    Johne71 Member

     
  20. Venom82

    Venom82 Member

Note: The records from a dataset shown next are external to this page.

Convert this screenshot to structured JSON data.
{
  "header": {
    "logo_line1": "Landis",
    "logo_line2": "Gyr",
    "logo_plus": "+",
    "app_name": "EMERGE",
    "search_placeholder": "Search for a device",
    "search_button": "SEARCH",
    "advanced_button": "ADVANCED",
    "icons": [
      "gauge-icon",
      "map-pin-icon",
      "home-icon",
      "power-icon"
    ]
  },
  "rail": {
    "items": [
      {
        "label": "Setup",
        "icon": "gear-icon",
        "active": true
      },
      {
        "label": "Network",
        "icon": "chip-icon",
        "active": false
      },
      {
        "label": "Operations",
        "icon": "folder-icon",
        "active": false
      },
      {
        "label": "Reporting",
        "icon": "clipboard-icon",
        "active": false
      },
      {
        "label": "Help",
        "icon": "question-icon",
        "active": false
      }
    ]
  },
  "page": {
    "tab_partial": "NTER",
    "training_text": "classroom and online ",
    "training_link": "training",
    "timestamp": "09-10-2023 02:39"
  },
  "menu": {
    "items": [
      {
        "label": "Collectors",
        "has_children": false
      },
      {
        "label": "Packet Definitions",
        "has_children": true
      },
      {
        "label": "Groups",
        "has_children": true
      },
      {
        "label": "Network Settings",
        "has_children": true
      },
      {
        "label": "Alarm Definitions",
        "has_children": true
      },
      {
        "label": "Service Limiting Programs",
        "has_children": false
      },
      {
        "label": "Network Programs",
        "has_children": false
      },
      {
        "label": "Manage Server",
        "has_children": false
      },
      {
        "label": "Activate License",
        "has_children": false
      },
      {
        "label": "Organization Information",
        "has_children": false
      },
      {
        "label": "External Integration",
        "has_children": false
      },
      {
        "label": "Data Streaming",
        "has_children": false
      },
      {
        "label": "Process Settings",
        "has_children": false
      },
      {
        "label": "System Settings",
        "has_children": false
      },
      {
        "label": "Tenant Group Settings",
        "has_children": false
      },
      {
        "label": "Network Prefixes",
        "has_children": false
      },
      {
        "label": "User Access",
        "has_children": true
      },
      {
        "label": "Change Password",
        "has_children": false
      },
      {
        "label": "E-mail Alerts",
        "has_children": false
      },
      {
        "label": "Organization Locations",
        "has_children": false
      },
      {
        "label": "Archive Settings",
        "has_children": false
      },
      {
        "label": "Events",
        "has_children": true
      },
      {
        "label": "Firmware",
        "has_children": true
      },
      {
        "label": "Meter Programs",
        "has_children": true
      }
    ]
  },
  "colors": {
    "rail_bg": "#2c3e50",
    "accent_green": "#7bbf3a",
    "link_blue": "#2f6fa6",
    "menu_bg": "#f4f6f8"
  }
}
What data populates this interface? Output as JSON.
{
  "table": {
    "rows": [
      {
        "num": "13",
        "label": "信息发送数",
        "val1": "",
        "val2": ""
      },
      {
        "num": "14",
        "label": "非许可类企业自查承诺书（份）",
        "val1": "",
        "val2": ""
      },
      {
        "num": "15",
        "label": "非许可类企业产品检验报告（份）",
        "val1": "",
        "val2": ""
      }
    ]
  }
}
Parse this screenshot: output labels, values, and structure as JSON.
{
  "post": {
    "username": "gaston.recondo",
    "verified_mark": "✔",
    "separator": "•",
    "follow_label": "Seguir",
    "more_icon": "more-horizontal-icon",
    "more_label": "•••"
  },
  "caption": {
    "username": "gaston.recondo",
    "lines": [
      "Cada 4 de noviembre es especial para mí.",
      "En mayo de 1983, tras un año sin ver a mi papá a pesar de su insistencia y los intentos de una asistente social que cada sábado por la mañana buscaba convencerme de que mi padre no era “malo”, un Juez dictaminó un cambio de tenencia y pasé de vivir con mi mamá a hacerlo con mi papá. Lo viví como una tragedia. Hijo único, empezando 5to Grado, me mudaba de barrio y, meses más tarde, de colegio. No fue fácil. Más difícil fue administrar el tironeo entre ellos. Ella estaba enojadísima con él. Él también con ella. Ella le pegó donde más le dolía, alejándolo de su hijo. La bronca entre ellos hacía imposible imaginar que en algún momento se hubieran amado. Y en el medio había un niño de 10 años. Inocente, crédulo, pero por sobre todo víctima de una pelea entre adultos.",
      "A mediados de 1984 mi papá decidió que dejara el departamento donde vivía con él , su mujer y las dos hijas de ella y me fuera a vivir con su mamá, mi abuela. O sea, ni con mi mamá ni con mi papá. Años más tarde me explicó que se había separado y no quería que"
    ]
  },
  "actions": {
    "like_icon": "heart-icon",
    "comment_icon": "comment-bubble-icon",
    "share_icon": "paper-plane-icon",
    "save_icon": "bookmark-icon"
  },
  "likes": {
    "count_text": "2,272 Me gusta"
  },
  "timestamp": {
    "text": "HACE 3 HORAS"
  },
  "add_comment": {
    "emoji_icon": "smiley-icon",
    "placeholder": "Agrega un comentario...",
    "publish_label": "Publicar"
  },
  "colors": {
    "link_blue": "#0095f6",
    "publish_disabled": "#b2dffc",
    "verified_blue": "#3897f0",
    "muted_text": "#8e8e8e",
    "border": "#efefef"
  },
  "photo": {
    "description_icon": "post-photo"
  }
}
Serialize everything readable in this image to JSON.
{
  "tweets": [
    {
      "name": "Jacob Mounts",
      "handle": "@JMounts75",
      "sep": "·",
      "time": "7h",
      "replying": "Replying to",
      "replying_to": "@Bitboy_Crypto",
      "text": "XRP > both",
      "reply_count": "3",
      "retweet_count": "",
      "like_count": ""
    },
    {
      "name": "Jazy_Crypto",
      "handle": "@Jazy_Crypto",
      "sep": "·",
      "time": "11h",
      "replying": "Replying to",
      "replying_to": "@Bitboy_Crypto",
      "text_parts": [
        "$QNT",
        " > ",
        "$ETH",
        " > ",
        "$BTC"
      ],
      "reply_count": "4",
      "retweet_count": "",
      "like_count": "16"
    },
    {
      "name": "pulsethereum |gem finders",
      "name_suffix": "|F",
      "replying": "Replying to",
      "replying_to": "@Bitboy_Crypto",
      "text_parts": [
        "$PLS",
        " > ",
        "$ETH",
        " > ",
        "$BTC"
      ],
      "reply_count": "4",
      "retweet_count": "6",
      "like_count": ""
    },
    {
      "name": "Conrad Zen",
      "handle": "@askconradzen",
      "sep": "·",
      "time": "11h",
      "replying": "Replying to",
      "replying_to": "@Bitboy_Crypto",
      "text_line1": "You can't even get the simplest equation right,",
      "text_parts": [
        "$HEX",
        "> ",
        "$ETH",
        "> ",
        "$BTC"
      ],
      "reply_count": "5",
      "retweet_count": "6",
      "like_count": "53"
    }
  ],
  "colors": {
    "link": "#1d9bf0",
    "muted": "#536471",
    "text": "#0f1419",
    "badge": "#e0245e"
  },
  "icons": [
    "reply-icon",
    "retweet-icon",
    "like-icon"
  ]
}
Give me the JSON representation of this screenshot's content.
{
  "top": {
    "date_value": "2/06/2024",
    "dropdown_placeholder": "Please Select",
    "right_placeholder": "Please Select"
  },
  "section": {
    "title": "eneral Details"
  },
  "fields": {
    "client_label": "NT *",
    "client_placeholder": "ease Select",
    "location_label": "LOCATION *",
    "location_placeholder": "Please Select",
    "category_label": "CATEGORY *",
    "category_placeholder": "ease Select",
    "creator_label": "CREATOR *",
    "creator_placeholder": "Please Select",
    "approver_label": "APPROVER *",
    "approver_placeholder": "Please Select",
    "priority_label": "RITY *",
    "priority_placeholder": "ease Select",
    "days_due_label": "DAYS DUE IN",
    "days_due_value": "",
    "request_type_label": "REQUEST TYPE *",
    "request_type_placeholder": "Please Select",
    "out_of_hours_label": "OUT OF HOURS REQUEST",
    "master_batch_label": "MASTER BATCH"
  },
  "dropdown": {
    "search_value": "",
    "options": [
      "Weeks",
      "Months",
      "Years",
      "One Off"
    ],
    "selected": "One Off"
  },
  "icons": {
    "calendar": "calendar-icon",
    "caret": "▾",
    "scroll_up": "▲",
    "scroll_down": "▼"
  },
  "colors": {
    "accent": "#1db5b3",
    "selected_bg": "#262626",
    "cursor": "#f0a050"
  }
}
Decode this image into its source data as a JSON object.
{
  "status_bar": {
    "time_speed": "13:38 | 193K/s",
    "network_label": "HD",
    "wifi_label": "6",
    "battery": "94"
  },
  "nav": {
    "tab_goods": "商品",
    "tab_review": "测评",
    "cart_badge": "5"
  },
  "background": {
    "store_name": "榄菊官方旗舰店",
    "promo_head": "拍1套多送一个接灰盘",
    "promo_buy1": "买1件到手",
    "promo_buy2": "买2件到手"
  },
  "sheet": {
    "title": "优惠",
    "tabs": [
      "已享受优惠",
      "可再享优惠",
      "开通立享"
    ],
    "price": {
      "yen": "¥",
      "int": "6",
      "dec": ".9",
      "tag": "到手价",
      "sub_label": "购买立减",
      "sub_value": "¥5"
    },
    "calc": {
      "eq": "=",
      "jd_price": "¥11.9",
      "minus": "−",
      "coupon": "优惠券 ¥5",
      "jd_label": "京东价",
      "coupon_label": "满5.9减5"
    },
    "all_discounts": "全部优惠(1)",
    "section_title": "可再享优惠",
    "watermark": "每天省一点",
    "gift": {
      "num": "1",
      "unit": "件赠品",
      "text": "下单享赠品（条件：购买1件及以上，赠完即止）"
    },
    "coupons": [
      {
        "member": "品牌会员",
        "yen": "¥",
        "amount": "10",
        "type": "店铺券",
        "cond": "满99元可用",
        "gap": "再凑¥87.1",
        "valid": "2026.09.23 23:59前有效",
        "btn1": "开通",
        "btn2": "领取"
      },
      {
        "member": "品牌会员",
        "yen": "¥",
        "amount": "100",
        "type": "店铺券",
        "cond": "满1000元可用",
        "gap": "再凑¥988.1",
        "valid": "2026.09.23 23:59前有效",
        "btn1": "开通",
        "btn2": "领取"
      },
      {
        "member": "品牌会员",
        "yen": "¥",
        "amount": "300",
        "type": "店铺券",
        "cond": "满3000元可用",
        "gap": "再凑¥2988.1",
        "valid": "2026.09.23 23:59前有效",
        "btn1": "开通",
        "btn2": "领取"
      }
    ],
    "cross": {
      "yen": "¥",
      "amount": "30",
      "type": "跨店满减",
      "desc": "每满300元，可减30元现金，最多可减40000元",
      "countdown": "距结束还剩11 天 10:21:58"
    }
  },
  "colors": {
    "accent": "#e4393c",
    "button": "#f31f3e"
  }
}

    Has anyone found a method to help remove thc for you system for a drug screen? None of that myth bullshit.